Exercise aim
Search the material and gather each line with "change" in it.

◆ ◆ ◆ ◆

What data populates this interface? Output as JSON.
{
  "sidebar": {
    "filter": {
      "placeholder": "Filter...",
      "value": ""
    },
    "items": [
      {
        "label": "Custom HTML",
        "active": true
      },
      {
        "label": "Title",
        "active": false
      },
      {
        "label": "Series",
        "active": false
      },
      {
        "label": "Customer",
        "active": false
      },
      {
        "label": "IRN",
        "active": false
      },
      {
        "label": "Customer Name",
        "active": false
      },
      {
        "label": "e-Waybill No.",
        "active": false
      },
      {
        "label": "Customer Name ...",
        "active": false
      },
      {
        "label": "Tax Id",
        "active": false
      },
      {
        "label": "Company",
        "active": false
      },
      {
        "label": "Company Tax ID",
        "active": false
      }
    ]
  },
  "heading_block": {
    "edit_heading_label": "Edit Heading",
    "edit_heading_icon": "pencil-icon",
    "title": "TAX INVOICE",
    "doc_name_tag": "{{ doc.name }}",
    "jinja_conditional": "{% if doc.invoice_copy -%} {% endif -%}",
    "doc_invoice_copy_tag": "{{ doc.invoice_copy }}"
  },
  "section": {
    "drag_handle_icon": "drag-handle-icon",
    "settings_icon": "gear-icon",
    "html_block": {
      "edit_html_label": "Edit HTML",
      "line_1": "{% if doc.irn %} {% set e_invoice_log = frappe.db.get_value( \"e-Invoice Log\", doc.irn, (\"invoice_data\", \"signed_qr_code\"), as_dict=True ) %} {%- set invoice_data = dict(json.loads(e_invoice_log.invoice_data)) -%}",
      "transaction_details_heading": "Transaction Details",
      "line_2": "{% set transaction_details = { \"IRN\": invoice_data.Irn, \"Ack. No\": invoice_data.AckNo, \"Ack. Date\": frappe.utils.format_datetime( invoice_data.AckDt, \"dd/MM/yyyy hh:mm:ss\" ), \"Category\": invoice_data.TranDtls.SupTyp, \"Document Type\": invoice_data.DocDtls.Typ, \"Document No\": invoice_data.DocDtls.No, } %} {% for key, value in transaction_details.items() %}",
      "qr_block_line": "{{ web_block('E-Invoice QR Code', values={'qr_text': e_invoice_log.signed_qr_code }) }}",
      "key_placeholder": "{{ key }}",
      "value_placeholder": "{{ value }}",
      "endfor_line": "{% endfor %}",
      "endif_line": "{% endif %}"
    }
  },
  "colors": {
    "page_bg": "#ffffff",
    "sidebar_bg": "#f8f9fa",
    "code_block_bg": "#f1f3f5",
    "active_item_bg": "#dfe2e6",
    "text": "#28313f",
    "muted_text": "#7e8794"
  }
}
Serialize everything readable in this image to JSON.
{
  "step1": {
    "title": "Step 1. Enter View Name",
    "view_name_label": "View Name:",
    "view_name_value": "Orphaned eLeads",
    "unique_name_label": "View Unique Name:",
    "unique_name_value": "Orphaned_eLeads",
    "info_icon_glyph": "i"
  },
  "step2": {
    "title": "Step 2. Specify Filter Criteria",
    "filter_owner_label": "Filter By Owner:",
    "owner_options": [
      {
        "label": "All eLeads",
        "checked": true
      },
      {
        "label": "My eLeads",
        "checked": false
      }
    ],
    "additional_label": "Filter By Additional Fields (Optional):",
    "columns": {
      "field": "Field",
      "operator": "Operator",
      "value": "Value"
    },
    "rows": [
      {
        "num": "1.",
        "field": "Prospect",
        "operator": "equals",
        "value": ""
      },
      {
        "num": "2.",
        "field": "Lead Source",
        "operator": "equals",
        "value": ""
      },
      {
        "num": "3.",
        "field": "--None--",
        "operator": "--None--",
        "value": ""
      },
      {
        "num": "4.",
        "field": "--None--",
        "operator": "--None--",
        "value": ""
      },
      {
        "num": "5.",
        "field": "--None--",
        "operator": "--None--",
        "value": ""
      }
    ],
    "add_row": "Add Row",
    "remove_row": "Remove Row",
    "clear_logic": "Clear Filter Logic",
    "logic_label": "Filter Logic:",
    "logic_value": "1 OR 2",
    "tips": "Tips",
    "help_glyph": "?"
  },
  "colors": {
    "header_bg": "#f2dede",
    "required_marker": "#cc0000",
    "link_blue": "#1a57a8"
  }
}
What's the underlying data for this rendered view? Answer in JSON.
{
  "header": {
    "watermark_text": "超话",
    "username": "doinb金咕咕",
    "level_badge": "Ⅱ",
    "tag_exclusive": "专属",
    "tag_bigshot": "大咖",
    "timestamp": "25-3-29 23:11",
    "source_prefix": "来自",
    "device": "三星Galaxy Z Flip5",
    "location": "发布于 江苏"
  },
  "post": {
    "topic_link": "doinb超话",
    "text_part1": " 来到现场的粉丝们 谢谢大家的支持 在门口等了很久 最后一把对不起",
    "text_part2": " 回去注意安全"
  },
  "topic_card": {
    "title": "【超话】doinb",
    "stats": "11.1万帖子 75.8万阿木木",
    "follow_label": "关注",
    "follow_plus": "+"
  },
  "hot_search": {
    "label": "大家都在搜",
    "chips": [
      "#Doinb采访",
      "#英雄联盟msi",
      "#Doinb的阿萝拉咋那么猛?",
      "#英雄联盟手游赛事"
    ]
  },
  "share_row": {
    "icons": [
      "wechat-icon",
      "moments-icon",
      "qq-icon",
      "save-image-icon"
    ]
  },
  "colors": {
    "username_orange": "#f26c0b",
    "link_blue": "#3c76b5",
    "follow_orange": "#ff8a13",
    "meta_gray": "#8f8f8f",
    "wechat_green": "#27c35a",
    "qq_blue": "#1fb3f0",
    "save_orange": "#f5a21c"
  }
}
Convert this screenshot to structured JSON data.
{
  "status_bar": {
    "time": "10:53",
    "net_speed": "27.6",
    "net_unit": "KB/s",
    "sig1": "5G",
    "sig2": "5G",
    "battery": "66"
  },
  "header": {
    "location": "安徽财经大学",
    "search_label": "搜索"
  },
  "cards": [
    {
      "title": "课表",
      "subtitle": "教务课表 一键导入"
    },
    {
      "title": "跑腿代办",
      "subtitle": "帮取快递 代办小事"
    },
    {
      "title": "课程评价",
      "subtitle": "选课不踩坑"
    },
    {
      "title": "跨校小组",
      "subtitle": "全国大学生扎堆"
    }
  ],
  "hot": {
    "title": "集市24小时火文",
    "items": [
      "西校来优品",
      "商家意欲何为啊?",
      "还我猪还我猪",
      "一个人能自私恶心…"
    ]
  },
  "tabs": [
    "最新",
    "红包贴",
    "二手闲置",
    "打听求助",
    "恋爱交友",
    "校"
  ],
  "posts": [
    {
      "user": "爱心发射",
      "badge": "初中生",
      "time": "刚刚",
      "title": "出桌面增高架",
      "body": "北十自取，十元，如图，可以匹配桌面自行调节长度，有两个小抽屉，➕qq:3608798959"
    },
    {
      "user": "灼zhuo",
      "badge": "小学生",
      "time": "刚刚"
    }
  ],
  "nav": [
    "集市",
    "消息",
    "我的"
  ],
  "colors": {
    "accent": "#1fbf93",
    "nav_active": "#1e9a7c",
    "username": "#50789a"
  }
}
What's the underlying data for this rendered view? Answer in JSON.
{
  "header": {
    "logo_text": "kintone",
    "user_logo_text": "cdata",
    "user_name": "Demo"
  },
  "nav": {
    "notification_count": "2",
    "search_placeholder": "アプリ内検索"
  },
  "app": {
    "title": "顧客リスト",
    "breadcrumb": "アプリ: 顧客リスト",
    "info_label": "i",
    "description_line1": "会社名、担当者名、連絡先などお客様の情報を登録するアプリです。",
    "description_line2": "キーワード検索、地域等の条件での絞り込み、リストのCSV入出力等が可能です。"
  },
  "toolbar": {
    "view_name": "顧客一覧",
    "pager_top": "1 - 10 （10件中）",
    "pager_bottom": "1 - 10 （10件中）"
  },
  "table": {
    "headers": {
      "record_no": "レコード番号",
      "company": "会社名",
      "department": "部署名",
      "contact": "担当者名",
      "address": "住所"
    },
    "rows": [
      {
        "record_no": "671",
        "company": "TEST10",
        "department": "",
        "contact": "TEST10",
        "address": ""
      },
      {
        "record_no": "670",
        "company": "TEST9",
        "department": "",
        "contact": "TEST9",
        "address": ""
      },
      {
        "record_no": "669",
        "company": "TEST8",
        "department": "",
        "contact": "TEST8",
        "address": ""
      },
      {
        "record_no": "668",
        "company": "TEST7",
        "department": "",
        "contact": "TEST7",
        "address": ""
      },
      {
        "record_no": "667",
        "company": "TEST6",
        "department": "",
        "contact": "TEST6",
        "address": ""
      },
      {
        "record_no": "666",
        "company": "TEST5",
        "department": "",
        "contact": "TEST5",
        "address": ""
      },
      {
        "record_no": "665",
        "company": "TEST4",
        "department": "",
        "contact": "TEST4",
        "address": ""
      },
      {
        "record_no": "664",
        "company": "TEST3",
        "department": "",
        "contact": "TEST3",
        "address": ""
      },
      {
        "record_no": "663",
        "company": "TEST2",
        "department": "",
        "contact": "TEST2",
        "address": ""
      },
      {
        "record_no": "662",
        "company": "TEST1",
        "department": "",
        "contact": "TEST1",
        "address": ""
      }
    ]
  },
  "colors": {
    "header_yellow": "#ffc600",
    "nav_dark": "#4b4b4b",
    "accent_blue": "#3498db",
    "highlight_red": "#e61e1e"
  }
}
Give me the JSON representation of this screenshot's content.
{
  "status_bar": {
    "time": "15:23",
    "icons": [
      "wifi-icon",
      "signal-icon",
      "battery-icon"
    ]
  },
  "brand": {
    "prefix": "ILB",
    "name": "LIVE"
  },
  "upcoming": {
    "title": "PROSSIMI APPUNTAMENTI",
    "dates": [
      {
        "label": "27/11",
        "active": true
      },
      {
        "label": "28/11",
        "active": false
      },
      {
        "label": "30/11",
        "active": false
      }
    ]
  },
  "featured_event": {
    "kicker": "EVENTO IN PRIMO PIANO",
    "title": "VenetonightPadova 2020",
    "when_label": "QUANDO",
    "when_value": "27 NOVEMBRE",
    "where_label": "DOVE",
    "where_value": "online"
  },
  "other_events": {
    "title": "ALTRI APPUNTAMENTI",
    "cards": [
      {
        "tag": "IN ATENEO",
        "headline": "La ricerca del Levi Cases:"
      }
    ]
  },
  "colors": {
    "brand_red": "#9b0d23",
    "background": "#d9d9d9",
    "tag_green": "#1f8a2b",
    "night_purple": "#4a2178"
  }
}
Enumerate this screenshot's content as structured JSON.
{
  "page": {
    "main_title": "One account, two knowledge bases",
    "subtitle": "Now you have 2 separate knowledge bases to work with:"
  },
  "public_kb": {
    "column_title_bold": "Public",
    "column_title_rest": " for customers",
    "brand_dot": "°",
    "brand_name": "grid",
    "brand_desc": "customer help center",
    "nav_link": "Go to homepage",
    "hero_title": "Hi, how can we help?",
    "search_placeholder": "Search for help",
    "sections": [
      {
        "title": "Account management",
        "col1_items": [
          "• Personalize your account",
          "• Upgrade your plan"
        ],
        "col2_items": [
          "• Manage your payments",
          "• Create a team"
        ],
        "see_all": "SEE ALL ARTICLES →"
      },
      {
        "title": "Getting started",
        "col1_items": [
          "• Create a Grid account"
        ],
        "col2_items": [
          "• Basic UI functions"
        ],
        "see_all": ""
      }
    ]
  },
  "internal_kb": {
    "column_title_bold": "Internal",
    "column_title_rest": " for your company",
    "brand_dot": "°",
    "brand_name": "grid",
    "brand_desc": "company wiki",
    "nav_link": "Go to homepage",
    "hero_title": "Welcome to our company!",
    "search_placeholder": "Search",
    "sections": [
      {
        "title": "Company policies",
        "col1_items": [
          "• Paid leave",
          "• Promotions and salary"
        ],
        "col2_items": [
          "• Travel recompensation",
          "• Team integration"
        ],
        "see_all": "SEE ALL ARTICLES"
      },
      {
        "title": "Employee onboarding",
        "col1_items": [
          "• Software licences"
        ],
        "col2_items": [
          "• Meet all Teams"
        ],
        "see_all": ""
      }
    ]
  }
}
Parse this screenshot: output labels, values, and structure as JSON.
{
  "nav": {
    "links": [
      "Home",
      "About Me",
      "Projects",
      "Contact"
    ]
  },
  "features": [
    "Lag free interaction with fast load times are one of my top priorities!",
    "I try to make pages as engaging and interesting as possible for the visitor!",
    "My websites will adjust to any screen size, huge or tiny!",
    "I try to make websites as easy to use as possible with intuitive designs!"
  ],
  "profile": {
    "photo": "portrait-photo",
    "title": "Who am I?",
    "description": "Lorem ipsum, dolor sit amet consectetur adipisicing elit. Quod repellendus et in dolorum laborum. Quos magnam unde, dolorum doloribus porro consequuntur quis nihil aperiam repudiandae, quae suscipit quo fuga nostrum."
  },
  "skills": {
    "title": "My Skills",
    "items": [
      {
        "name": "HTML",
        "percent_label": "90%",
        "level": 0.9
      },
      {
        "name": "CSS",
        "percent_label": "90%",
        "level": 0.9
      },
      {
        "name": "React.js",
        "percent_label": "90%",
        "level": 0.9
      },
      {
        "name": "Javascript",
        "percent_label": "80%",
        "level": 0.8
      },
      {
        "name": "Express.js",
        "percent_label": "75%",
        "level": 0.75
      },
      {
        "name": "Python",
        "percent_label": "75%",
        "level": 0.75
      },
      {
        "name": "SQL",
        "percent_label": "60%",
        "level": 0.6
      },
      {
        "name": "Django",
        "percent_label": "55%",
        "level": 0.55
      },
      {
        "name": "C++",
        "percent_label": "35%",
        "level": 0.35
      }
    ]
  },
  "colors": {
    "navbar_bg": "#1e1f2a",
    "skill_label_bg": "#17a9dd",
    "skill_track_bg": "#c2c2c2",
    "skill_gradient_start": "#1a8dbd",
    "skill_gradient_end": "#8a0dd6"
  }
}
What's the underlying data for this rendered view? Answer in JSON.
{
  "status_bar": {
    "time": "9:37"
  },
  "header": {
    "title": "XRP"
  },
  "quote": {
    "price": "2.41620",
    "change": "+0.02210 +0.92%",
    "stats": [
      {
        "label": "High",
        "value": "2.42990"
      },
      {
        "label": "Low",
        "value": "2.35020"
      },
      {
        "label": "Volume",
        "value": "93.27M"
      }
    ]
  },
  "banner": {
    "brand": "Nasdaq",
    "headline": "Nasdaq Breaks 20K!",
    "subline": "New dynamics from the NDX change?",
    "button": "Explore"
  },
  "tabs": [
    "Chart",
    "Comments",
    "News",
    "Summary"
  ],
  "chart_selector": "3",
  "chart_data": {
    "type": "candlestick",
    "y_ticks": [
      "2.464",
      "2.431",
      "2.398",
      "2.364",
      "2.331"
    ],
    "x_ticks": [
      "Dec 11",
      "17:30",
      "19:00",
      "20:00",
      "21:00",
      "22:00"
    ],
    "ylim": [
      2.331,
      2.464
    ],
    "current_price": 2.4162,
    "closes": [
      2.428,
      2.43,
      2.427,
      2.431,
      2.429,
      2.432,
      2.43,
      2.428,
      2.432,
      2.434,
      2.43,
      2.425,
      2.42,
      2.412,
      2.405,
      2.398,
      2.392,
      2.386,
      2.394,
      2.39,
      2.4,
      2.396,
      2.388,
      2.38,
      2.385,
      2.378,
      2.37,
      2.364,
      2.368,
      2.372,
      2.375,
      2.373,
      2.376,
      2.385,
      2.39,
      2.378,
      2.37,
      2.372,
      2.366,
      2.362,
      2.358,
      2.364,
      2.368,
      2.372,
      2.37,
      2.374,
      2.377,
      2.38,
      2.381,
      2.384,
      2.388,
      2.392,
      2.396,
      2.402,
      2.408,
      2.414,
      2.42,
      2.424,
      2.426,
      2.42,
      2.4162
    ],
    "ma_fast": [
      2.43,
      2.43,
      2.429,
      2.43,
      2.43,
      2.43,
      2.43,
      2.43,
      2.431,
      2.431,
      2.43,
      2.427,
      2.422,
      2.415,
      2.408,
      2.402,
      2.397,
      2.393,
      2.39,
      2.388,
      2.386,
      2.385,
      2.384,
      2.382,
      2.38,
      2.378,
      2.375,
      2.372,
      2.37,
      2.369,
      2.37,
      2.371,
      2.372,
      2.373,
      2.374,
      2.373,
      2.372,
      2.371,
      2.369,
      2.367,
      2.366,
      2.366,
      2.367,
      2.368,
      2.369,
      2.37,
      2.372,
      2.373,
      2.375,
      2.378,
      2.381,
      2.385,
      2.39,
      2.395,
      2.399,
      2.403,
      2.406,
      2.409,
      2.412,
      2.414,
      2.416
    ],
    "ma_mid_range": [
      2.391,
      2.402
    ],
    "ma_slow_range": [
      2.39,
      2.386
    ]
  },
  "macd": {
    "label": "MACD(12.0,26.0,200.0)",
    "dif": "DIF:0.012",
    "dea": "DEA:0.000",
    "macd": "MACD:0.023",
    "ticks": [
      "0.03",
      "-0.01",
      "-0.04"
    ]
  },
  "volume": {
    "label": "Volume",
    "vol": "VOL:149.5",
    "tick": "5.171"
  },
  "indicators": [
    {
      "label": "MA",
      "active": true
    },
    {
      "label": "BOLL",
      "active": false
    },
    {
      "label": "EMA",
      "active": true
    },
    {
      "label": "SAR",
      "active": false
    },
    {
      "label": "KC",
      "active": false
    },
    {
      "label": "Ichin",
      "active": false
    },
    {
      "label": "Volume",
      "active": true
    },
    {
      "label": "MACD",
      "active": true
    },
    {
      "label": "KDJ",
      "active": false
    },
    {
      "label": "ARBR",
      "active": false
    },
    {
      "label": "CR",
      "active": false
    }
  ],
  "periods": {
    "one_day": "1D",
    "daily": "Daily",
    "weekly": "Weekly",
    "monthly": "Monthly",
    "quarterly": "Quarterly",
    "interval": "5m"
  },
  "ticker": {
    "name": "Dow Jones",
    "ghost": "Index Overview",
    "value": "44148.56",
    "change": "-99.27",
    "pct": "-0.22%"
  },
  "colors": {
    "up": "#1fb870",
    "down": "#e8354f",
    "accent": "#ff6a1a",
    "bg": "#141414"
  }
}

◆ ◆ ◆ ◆

Exercise answer
    "change": "+0.02210 +0.92%",
    "subline": "New dynamics from the NDX change?",
    "change": "-99.27",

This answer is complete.